I’m not jumping on this bandwagon just yet, here’s why. MySpace hyper-targeting is super elegant and compelling on powerpoint but in practice the results are mixed. Not much has been published by MySpace but we ran a few pilot programs around Hypertargeting and the results we achieved with some targeted content that mapped well to the MySpace demographic were mixed. MySpace talks about a “50%-300% improvement” in clickthrough rates but the problem is their baseline CTR case is so low to begin with that even 300% improvement only makes it less bad.
Extending Hypertargeting with self-service display ads makes sense but just having access to a self-service system doesn’t ensure that participants will be successful with it.
This week, the News Corp. property is rolling out its MyAds self-service banner ad system. It hopes to attract tens of thousands of organizations and small businesses to create their own display ads that will be matched to user interests and placed through a Google-like auction system. The bet is such placements, using “hyper-targeting” criteria that mines personal profile data, will make the 56 billion banners displayed by MySpace each month more valuable.
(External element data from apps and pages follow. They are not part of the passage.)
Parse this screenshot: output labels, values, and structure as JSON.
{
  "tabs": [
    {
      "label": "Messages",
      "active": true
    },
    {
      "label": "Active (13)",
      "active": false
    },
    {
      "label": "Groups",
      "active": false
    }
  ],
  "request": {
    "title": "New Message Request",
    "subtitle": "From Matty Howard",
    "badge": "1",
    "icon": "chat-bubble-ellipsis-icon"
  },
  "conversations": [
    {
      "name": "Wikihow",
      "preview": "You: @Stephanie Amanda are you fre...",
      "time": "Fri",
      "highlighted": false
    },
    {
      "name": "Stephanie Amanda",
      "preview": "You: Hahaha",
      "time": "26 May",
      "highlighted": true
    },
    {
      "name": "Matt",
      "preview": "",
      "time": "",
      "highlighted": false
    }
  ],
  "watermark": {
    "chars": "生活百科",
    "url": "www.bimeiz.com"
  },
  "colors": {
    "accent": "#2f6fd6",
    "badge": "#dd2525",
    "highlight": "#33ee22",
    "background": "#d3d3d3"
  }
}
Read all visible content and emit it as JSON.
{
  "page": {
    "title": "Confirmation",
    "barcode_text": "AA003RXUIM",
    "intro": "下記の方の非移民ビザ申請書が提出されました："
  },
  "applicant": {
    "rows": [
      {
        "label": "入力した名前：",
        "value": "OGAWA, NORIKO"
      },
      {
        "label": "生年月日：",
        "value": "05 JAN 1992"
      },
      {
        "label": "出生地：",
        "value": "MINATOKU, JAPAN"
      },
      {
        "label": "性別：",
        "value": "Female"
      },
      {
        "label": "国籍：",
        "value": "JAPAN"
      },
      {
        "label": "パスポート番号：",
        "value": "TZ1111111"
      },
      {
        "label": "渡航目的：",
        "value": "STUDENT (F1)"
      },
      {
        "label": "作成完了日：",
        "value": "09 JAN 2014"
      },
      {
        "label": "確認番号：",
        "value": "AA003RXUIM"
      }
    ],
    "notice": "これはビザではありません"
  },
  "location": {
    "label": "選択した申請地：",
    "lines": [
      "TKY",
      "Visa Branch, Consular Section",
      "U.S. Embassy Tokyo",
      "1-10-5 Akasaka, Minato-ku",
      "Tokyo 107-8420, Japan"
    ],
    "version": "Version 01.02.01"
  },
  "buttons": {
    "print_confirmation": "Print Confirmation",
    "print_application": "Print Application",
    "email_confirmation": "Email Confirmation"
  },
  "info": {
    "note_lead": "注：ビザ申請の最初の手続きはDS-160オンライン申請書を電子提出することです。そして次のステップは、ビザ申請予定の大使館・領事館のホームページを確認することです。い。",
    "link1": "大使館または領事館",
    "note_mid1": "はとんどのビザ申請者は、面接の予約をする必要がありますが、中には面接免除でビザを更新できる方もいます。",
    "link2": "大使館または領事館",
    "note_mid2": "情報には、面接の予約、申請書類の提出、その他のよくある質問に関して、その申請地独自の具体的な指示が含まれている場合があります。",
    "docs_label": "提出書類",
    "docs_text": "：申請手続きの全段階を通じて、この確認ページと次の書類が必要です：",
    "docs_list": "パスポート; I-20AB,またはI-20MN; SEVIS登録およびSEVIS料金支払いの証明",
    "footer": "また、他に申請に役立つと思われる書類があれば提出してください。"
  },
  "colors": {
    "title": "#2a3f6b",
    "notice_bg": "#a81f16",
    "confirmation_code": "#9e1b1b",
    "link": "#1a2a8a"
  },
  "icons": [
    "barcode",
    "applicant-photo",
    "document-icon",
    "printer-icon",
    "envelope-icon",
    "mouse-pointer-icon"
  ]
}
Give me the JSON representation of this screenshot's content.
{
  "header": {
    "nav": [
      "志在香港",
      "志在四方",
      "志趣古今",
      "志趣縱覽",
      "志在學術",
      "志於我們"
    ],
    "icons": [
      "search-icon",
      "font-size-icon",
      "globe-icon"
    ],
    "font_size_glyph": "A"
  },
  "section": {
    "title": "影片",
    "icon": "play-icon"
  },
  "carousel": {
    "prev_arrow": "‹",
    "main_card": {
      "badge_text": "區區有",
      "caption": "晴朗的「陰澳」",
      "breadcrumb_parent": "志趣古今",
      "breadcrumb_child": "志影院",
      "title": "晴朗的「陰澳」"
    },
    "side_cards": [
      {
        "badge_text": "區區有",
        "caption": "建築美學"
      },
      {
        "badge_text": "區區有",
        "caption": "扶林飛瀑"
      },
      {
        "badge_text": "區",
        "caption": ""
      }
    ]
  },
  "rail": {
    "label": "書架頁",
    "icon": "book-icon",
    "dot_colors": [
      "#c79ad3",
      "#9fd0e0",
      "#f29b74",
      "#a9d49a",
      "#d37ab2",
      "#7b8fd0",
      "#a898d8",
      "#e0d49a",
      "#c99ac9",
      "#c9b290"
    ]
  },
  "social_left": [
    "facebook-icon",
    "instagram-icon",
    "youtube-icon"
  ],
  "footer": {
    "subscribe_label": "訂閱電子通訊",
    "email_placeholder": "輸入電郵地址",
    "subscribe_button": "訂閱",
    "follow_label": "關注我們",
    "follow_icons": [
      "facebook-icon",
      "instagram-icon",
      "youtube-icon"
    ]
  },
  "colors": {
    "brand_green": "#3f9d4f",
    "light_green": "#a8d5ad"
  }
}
[From Can Search's 'Beautiful System' Extend to Display?]
Advertising in social networks behaves differently than on websites, that much we know, and all of these sites have benefited from an environment that emphasizes that experimental value for brand advertisers. There are some compelling campaigns being run around social networks and I don’t want to pour water on them without giving credit for what is working, but successful campaigns are more the exception than the rule, were that not true we would be hearing a lot more about them. With a contraction in brand advertising in 2009 certain, social networks will come under increasing pressure to demonstrate that that advertising technologies are producing broad and identifiable success stories.
The newspaper industry is likely to be the next one calling for a bailout… if these projections are accurate.
Should this forecast prove to be correct, sales would tumble by 16.5% to $37.9 billion from last year’ s depressed level and the industry will have lost a staggering 23.4% of its revenues since producing a record $49.4 billion in sales in 2005.
[From Reflections of a Newsosaur: $7.5B sales plunge forecast for newspapers]
More interestingly, the online newspaper sector has been growing significantly over the last couple of years and online news sites have done all the right things with regard to adding video/audio content, expanding features sites, syndicating third party content and services, and courting interaction with the audience. We can quibble that they aren’t doing enough of the above, but the fact remains that online audience has consistently grown and key metrics, like time spent, have improved.
The elephant in the room is the ad networks and declining value to newspapers as their core audience grows and online inventory expands. I argued as much in this post, suggesting that at it’s core the newspaper business (and associated advertising sales operation) is inherently local while ad networks are generalized.
It’s become trendy in recent years to dismiss Christopher Columbus as simply the instrument by which native American cultures were destroyed by. I don’t buy it and here’s why, the spread of western civilization represented the spread of reason, science, and self-responsibility. 15th century Europe was not ruled by fear and panic about the natural forces surrounding them, nor did they rely on invented rituals and elaborate tales to deal with the forces they did not understand. Tribal cultures could have evolved a modern understanding of nature and the forces of nature, but they simply did not.
Looking past the abuses, and there were many, to the core values that the Europeans brought, which ultimately evolved to American values, and well there a lot to celebrate about the achievements of Columbus.